__EXERCISE PROMPT__:
In full and without alteration, write out the data below.

#### DATA TO USE

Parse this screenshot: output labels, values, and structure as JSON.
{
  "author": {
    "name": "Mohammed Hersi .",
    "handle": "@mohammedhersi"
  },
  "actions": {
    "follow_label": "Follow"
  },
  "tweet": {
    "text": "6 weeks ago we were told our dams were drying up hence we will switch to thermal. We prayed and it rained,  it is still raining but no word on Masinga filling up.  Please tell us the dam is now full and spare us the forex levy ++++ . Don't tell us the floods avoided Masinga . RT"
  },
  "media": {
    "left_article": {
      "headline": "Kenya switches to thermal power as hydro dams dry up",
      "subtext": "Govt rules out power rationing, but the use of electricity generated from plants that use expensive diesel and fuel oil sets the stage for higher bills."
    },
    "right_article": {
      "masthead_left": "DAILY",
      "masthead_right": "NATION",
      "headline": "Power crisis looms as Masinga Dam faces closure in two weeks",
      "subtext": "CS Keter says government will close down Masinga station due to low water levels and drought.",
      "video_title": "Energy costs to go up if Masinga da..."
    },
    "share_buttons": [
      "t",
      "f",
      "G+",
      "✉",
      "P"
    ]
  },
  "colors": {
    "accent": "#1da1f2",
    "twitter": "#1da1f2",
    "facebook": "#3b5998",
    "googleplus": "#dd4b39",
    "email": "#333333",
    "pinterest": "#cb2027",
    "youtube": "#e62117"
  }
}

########

__SOLUTION__:
Parse this screenshot: output labels, values, and structure as JSON.
{
  "author": {
    "name": "Mohammed Hersi .",
    "handle": "@mohammedhersi"
  },
  "actions": {
    "follow_label": "Follow"
  },
  "tweet": {
    "text": "6 weeks ago we were told our dams were drying up hence we will switch to thermal. We prayed and it rained,  it is still raining but no word on Masinga filling up.  Please tell us the dam is now full and spare us the forex levy ++++ . Don't tell us the floods avoided Masinga . RT"
  },
  "media": {
    "left_article": {
      "headline": "Kenya switches to thermal power as hydro dams dry up",
      "subtext": "Govt rules out power rationing, but the use of electricity generated from plants that use expensive diesel and fuel oil sets the stage for higher bills."
    },
    "right_article": {
      "masthead_left": "DAILY",
      "masthead_right": "NATION",
      "headline": "Power crisis looms as Masinga Dam faces closure in two weeks",
      "subtext": "CS Keter says government will close down Masinga station due to low water levels and drought.",
      "video_title": "Energy costs to go up if Masinga da..."
    },
    "share_buttons": [
      "t",
      "f",
      "G+",
      "✉",
      "P"
    ]
  },
  "colors": {
    "accent": "#1da1f2",
    "twitter": "#1da1f2",
    "facebook": "#3b5998",
    "googleplus": "#dd4b39",
    "email": "#333333",
    "pinterest": "#cb2027",
    "youtube": "#e62117"
  }
}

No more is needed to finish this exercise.